By using the risk definition for criticality, better decisions can be made by understanding both the likelihood and consequence of an event. For example, high probability, low consequence events can still produce a large risk (think employees slipping and tripping). This school of thought is particularly applicable to industries with high volumes of assets, but with low probabilities of failure (e.g. electricity transmission, where there are millions of poles and conductors). Since risk is summative, the approach is scalable.

Modla moves away from the risk matrix classifications of probabilities of failure and consequences. This approach treats risk as a spectrum, and not discrete levels.

How do I calculate consequence and probabilities?

Following on from the formula, risk = probability * consequence, we can expand this to:

Risk due to a specific failure mode = probability of failure mode occurring * (probability of consequence 1 * consequence 1 + ... + probability of consequence n * consequence n)

The presence of a specific failure mode is dependent on the asset in question. Similarly, the probability of the consequence is dependent on the context of the asset e.g. where is it located and are there redundancies in place. Both the probability and consequence calculation may take into account:

  1. Environmental variables (e.g. corrosion)
  2. Operational variables (e.g. duty)
  3. Asset specific variables (e.g. configuration)
  4. Conditional variables (e.g. vibration)

When should I use a criticality analysis?

There are several benefits to FMEA/FMECAs, and its structure is a key building block our Reliability Centered Maintenance + Decisions (RCMD) methodology.

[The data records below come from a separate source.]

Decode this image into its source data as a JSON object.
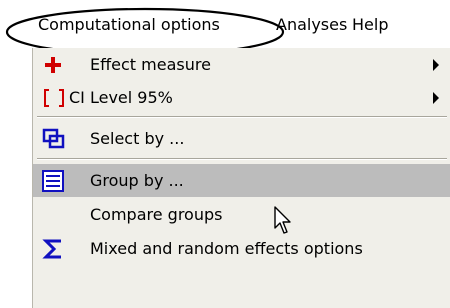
{
  "menubar": {
    "items": [
      {
        "label": "Computational options"
      },
      {
        "label": "Analyses"
      },
      {
        "label": "Help"
      }
    ]
  },
  "menu": {
    "items": [
      {
        "label": "Effect measure",
        "icon": "plus-icon",
        "submenu": true
      },
      {
        "label": "CI Level  95%",
        "icon": "brackets-icon",
        "submenu": true
      },
      {
        "label": "Select by ...",
        "icon": "select-icon",
        "submenu": false
      },
      {
        "label": "Group by ...",
        "icon": "group-icon",
        "submenu": false,
        "highlighted": true
      },
      {
        "label": "Compare groups",
        "icon": "",
        "submenu": false
      },
      {
        "label": "Mixed and random effects options",
        "icon": "sigma-icon",
        "submenu": false
      }
    ]
  },
  "colors": {
    "menu_background": "#f0efe9",
    "highlight": "#bcbcbc",
    "icon_red": "#d00000",
    "icon_blue": "#1010c0"
  }
}
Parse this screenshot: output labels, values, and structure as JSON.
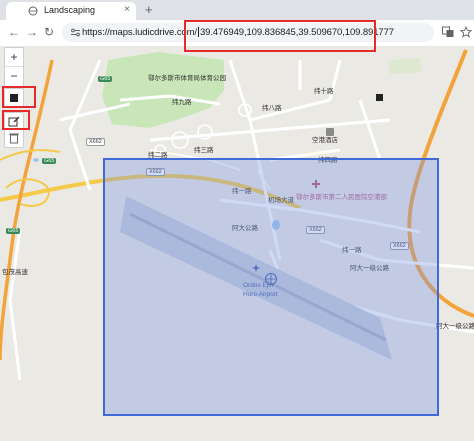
{
  "browser": {
    "tab_title": "Landscaping",
    "new_tab_label": "+",
    "close_label": "×",
    "tabs_menu": "⌄",
    "url_host": "https://maps.ludicdrive.com/",
    "url_coords": "39.476949,109.836845,39.509670,109.891777"
  },
  "map_controls": {
    "zoom_in": "+",
    "zoom_out": "−"
  },
  "map_labels": {
    "park": "鄂尔多斯市体育局体育公园",
    "road_10": "纬十路",
    "road_9": "纬九路",
    "road_8": "纬八路",
    "road_2": "纬二路",
    "road_3": "纬三路",
    "road_4": "纬四路",
    "road_1": "纬一路",
    "road_1_east": "纬一路",
    "hospital": "鄂尔多斯市第二人民医院空港部",
    "hotel": "空港酒店",
    "airport_road": "机场大道",
    "airport_name_cn": "Ordos Ejin",
    "airport_name_en": "Horo Airport",
    "east_road_1": "阿大一级公路",
    "east_road_2": "阿大一级公路",
    "west_road": "包茂高速",
    "south_road": "阿大公路",
    "highway_x662": "X662",
    "highway_g65": "G65",
    "highway_g65b": "G65",
    "highway_g65c": "G65",
    "x662_a": "X662",
    "x662_b": "X662",
    "x662_c": "X662"
  },
  "colors": {
    "accent_red": "#e32b2b",
    "selection_blue": "#3f6ad8"
  }
}
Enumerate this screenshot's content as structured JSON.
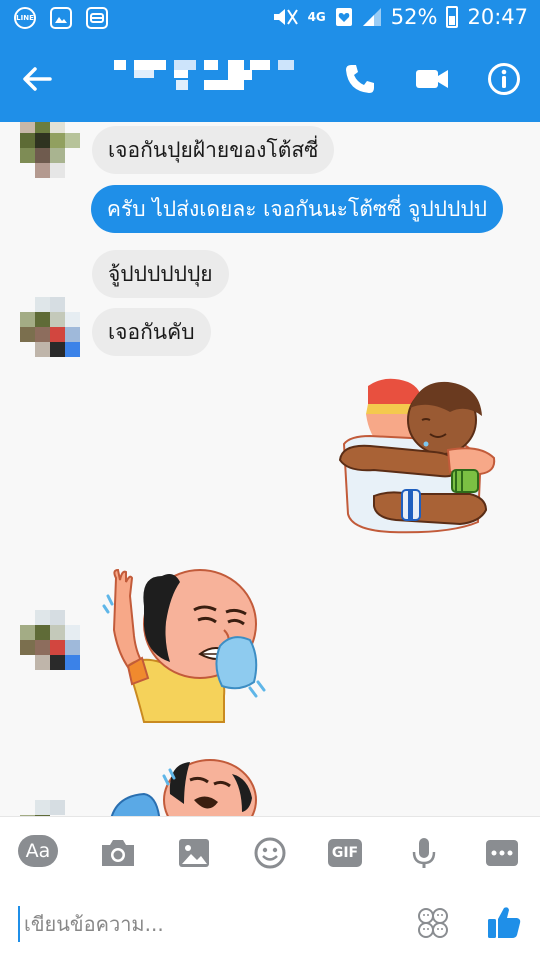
{
  "status_bar": {
    "network": "4G",
    "battery": "52%",
    "time": "20:47"
  },
  "header": {
    "contact_name": ""
  },
  "messages": [
    {
      "side": "in",
      "text": "เจอกันปุยฝ้ายของโต้สซี่"
    },
    {
      "side": "out",
      "text": "ครับ ไปส่งเดยละ เจอกันนะโต้ซซี่ จูปปปปป"
    },
    {
      "side": "in",
      "text": "จู้ปปปปปปุย"
    },
    {
      "side": "in",
      "text": "เจอกันคับ"
    }
  ],
  "stickers": [
    {
      "side": "out",
      "icon": "hug-sticker"
    },
    {
      "side": "in",
      "icon": "crying-man-sticker"
    },
    {
      "side": "in",
      "icon": "crying-man-sticker-2"
    }
  ],
  "composer": {
    "toolbar": {
      "aa_label": "Aa",
      "gif_label": "GIF"
    },
    "placeholder": "เขียนข้อความ..."
  },
  "colors": {
    "brand": "#1f8fe8",
    "incoming_bubble": "#ebebeb"
  }
}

Apart from compliance with various safety and quality requirements e.g. ISO 9001, ISO/TS 16949, Six Sigma, QS 9000, FDA Good Manufacturing Practices (GMPs), FMECAs capture engineering knowledge which can inform troubleshooting efforts, identification of maintenance tasks and more.

To paint a complete picture, the FMECA must be combined with other information such as maintenance task costs and resource information in order to improve maintenance and operational strategy.

The FMECA structure, as well as other causality information, forms the basis of modla's knowledge base (see knowledge management). A criticality analysis should be performed on every asset. However, the main barrier to its wider adoption is the cost (monetary and resources). Modla's platform reduces the cost to perform a FMECA to the point where it is no longer cost-prohibitive to perform a FMECA on all assets.

FMEA/FMECAs are of fundamental importance to maintenance teams. It can be used to improve the reliability of assets during the design phase and improve performance long after by optimising strategies and capturing engineering knowledge. FMECAs allow businesses to review the criticality of competing failure modes and to prioritize the application of resources. However, the quality of this analysis is highly dependent on the quality of the associated data and knowledge used as inputs.